However, for a growing group of scientists who specialize in bionanotechnology, “DNA origami” is the niche ability to be able to fold genetic code, creating nanoscopic materials with exciting new properties.
The method effectively works by manipulating the four bases and their pairings. A blueprint is created from two components; one longer DNA strand that houses around 7,000 bases, called the “scaffold”, and a series of shorter strands that are around 30-50 bases long.
If the designer has the technical competency, the structure doesn’t have to be limited to the standard double helix; geometric structures can be achieved by changing the base arrangement or substituting other molecules.
However, the ability to create complicated molecular structures by assembling thousands of base pairs manually by hand isn’t exactly a common skill. The whole process in general is a rather laborious, complex and time-consuming – but one that could have an incredible impact on the future; popularmechanics.com even suggested that nanobots could be created that target cancer cells one day.
So, while it conjures exciting possibilities, the impact of DNA origami has been limited in its scope, and will remain a gleam in the eye of many an eager scientist before it is democratized.
However, a group of researchers from MIT, Arizona State University and Baylor University seem to have done just that.

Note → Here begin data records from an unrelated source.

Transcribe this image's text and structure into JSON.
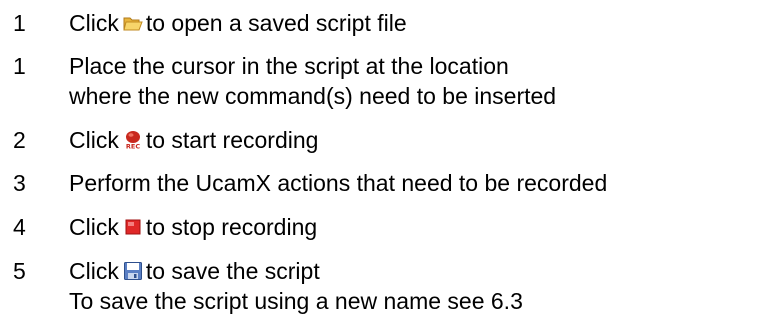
{
  "steps": [
    {
      "number": "1",
      "before": "Click",
      "icon": "open-folder-icon",
      "after": "to open a saved script file"
    },
    {
      "number": "1",
      "line1": "Place the cursor in the script at the location",
      "line2": "where the new command(s) need to be inserted"
    },
    {
      "number": "2",
      "before": "Click",
      "icon": "record-icon",
      "after": "to start recording"
    },
    {
      "number": "3",
      "text": "Perform the UcamX actions that need to be recorded"
    },
    {
      "number": "4",
      "before": "Click",
      "icon": "stop-icon",
      "after": "to stop recording"
    },
    {
      "number": "5",
      "before": "Click",
      "icon": "save-icon",
      "after": "to save the script",
      "line2": "To save the script using a new name see 6.3"
    }
  ]
}
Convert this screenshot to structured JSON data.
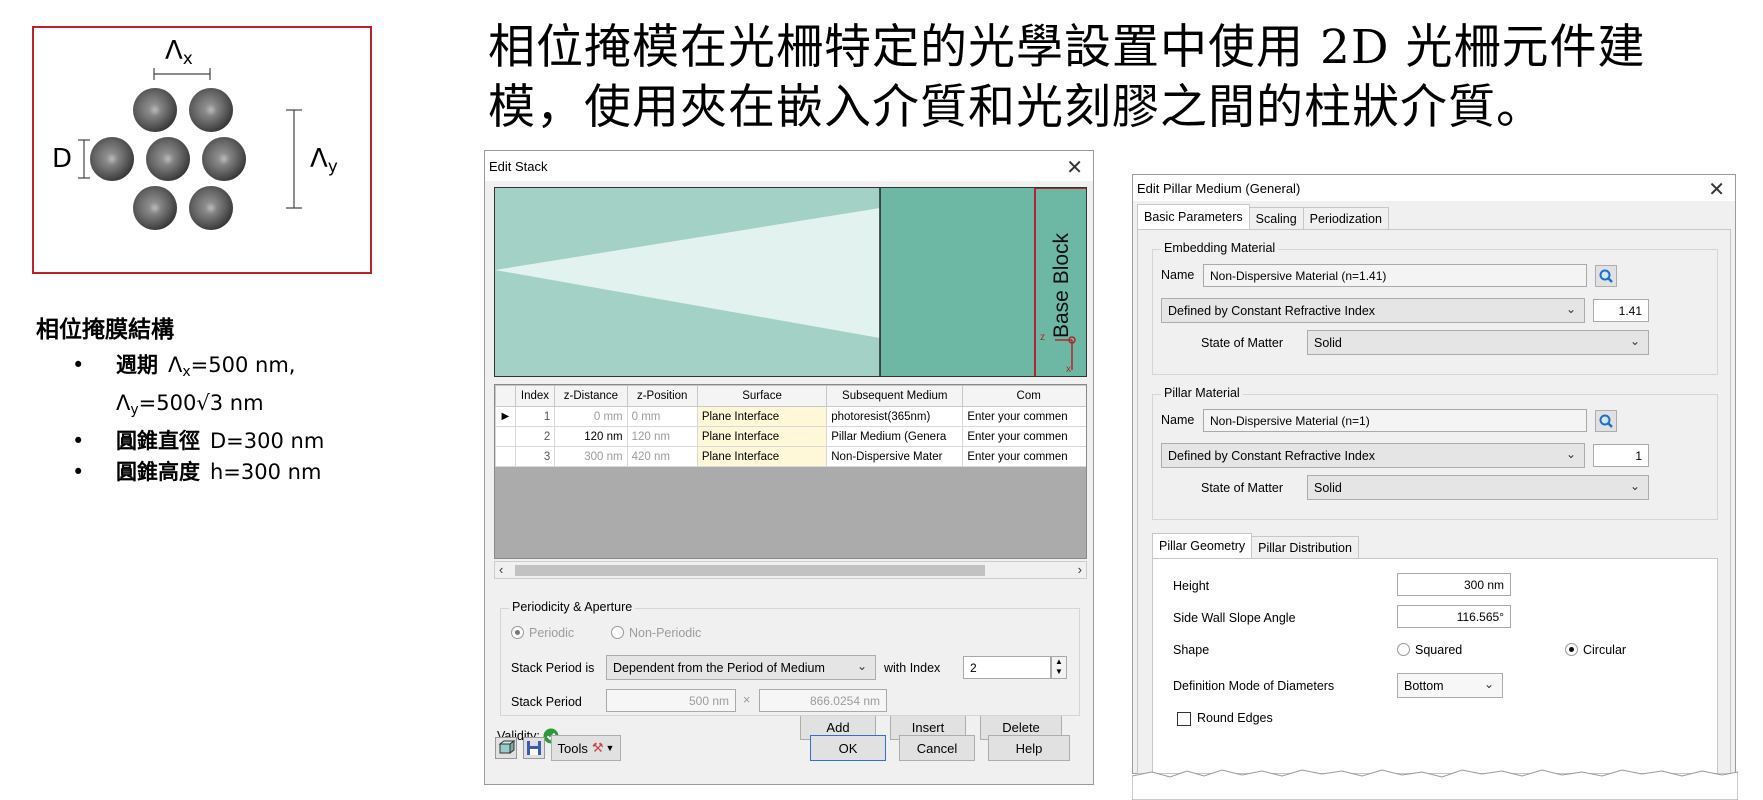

Setting out with the ambition to change this convoluted procedure and to open it up to anyone with a will and a way (and a computer), the specialists have conducted a groundbreaking study that could pave the way for computers to automate the process.
Their findings, published in the journal Science last week, propose that scientists should be able to design the desired molecular shape, and then use an algorithm to allocate the locations for the four bases; A, T, G and C.

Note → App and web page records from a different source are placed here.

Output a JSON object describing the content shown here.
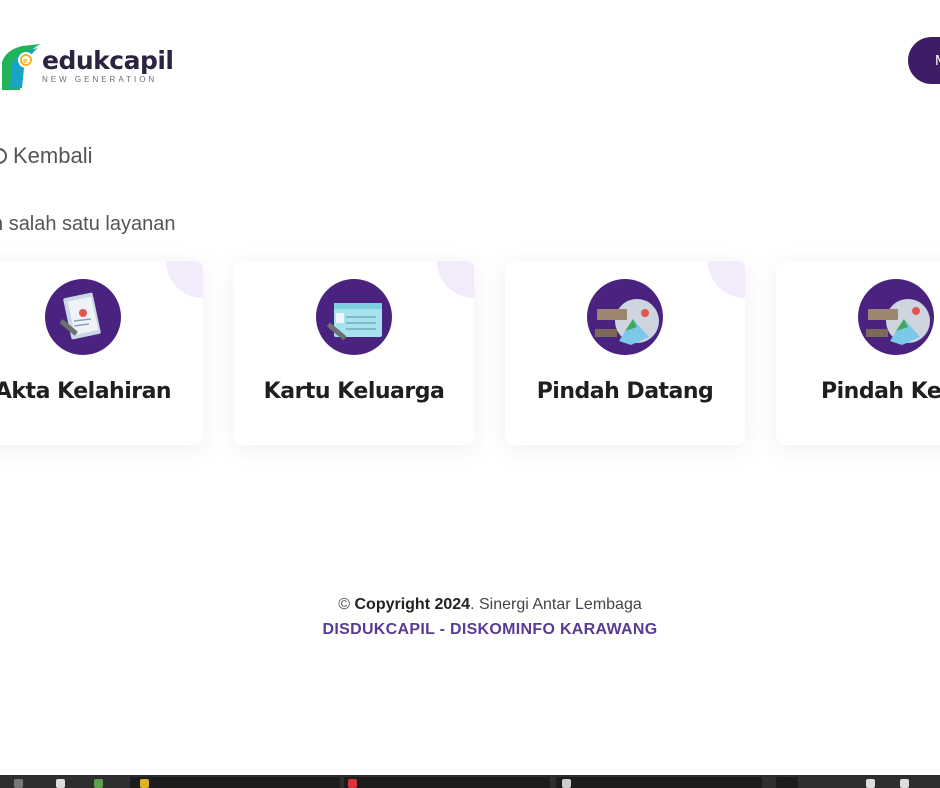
{
  "header": {
    "logo_word": "edukcapil",
    "logo_sub": "NEW GENERATION",
    "right_button_label": "M"
  },
  "nav": {
    "back_label": "Kembali"
  },
  "instruction": "salah satu layanan",
  "services": [
    {
      "label": "Akta Kelahiran",
      "icon": "birth-certificate-icon"
    },
    {
      "label": "Kartu Keluarga",
      "icon": "family-card-icon"
    },
    {
      "label": "Pindah Datang",
      "icon": "relocation-in-icon"
    },
    {
      "label": "Pindah Kelu",
      "icon": "relocation-out-icon"
    }
  ],
  "footer": {
    "copyright_symbol": "©",
    "copyright_label": "Copyright 2024",
    "tagline": ". Sinergi Antar Lembaga",
    "org": "DISDUKCAPIL - DISKOMINFO KARAWANG"
  },
  "colors": {
    "primary": "#3c1d66",
    "accent": "#5b3a94",
    "corner": "#f1ebfb",
    "logo_green": "#1fb35a",
    "logo_teal": "#1aa3c9"
  }
}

“The paper turns the problem around from one in which an expert designs the DNA needed to synthesize the object, to one in which the object itself is the starting point, with the DNA sequences that are needed automatically defined by the algorithm,” said Mark Bathe from MIT in a press release.
According to Bathe and his colleagues, the process would begin with a 3D geometric representation of the desired object, and then a computer would do the leg work on calculating the sequence that would realize the design.

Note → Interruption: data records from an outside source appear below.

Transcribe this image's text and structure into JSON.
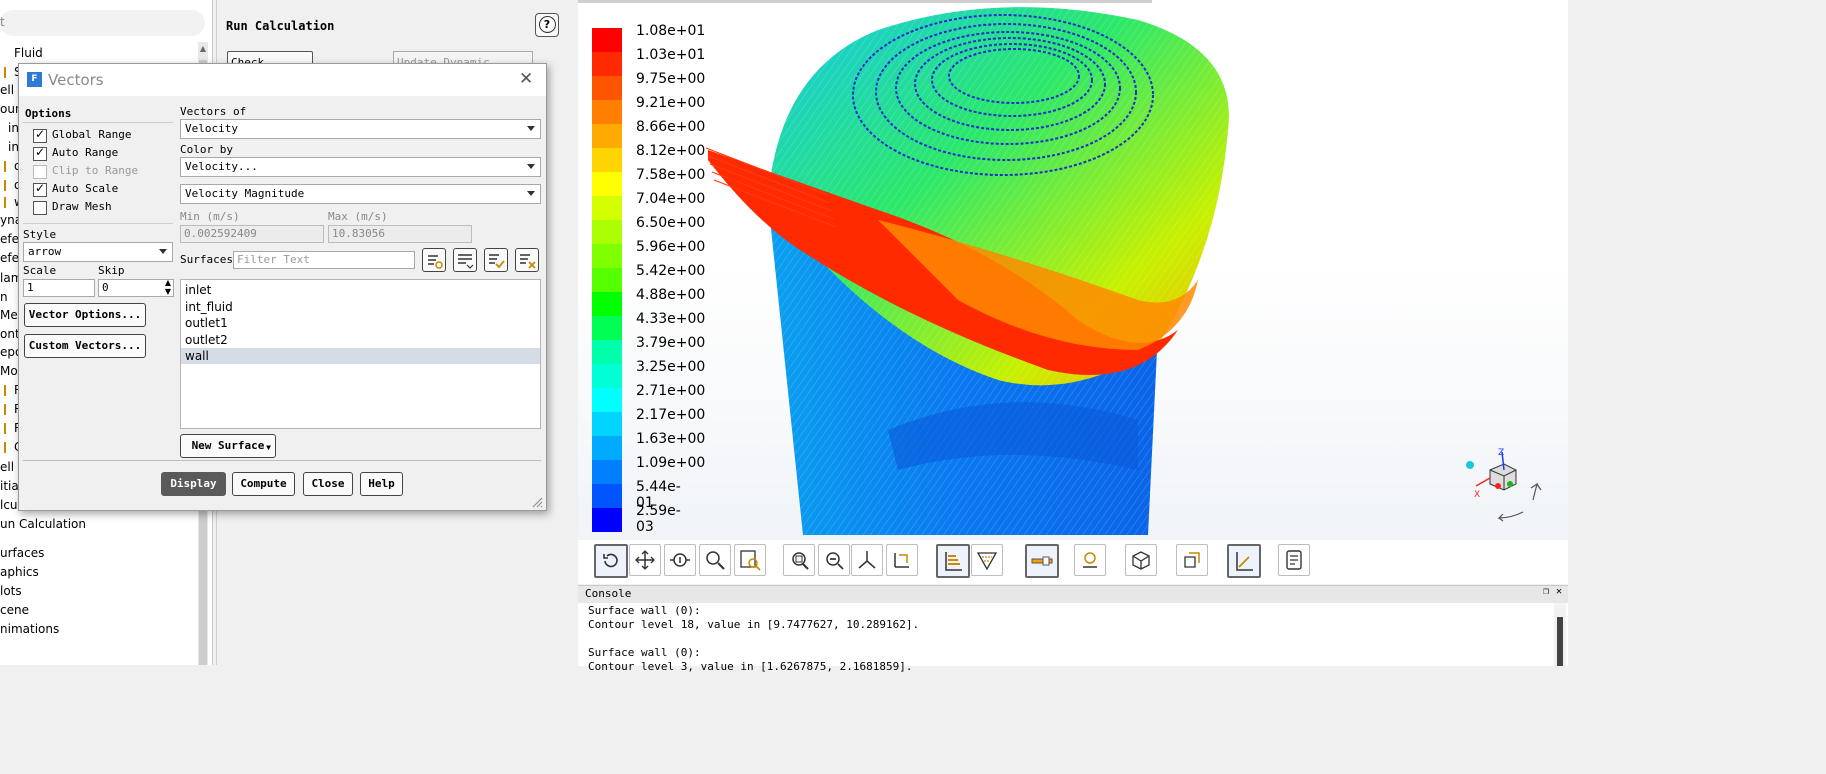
{
  "tree": {
    "search_placeholder": "t",
    "items": [
      {
        "label": "Fluid"
      },
      {
        "label": "S"
      },
      {
        "label": "ell Z"
      },
      {
        "label": "oun"
      },
      {
        "label": "in"
      },
      {
        "label": "in"
      },
      {
        "label": "o"
      },
      {
        "label": "o"
      },
      {
        "label": "w"
      },
      {
        "label": "yna"
      },
      {
        "label": "efe"
      },
      {
        "label": "efe"
      },
      {
        "label": "lam"
      },
      {
        "label": "n"
      },
      {
        "label": "Meth"
      },
      {
        "label": "ont"
      },
      {
        "label": "epo"
      },
      {
        "label": "Moni"
      },
      {
        "label": "R"
      },
      {
        "label": "R"
      },
      {
        "label": "R"
      },
      {
        "label": "C"
      },
      {
        "label": "ell R"
      },
      {
        "label": "itialization"
      },
      {
        "label": "lculation Activities"
      },
      {
        "label": "un Calculation"
      },
      {
        "label": "urfaces"
      },
      {
        "label": "aphics"
      },
      {
        "label": "lots"
      },
      {
        "label": "cene"
      },
      {
        "label": "nimations"
      }
    ]
  },
  "run_panel": {
    "title": "Run Calculation",
    "check_case": "Check Case...",
    "update_dynamic_mesh": "Update Dynamic Mesh..."
  },
  "dialog": {
    "title": "Vectors",
    "options_title": "Options",
    "options": [
      {
        "label": "Global Range",
        "checked": true,
        "enabled": true
      },
      {
        "label": "Auto Range",
        "checked": true,
        "enabled": true
      },
      {
        "label": "Clip to Range",
        "checked": false,
        "enabled": false
      },
      {
        "label": "Auto Scale",
        "checked": true,
        "enabled": true
      },
      {
        "label": "Draw Mesh",
        "checked": false,
        "enabled": true
      }
    ],
    "style_label": "Style",
    "style_value": "arrow",
    "scale_label": "Scale",
    "scale_value": "1",
    "skip_label": "Skip",
    "skip_value": "0",
    "vector_options": "Vector Options...",
    "custom_vectors": "Custom Vectors...",
    "vectors_of_label": "Vectors of",
    "vectors_of_value": "Velocity",
    "color_by_label": "Color by",
    "color_by_value": "Velocity...",
    "color_by_sub": "Velocity Magnitude",
    "min_label": "Min (m/s)",
    "min_value": "0.002592409",
    "max_label": "Max (m/s)",
    "max_value": "10.83056",
    "surfaces_label": "Surfaces",
    "filter_placeholder": "Filter Text",
    "surfaces": [
      {
        "name": "inlet",
        "selected": false
      },
      {
        "name": "int_fluid",
        "selected": false
      },
      {
        "name": "outlet1",
        "selected": false
      },
      {
        "name": "outlet2",
        "selected": false
      },
      {
        "name": "wall",
        "selected": true
      }
    ],
    "new_surface": "New Surface",
    "buttons": {
      "display": "Display",
      "compute": "Compute",
      "close": "Close",
      "help": "Help"
    }
  },
  "legend": {
    "labels": [
      "1.08e+01",
      "1.03e+01",
      "9.75e+00",
      "9.21e+00",
      "8.66e+00",
      "8.12e+00",
      "7.58e+00",
      "7.04e+00",
      "6.50e+00",
      "5.96e+00",
      "5.42e+00",
      "4.88e+00",
      "4.33e+00",
      "3.79e+00",
      "3.25e+00",
      "2.71e+00",
      "2.17e+00",
      "1.63e+00",
      "1.09e+00",
      "5.44e-01",
      "2.59e-03"
    ],
    "colors": [
      "#ff0000",
      "#ff2a00",
      "#ff5500",
      "#ff7f00",
      "#ffaa00",
      "#ffd400",
      "#ffff00",
      "#d4ff00",
      "#aaff00",
      "#7fff00",
      "#55ff00",
      "#00ff00",
      "#00ff55",
      "#00ffaa",
      "#00ffd4",
      "#00ffff",
      "#00d4ff",
      "#00aaff",
      "#007fff",
      "#0055ff",
      "#0000ff"
    ]
  },
  "console": {
    "title": "Console",
    "lines": [
      "Surface wall (0):",
      "Contour level 18, value in [9.7477627, 10.289162].",
      "",
      "Surface wall (0):",
      "Contour level 3, value in [1.6267875, 2.1681859]."
    ]
  }
}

Making DNA origami more accessible to scientists could catalyze its development, and its impact in other sectors that would benefit from this technology.
“Our hope is that this automation significantly broadens participation of others in the use of this powerful molecular design paradigm,” said Bathe.
This could open an exciting new realm in scientific development, and have the kind of explosive impact in a variety of sectors that 3D printing has had in the past few years.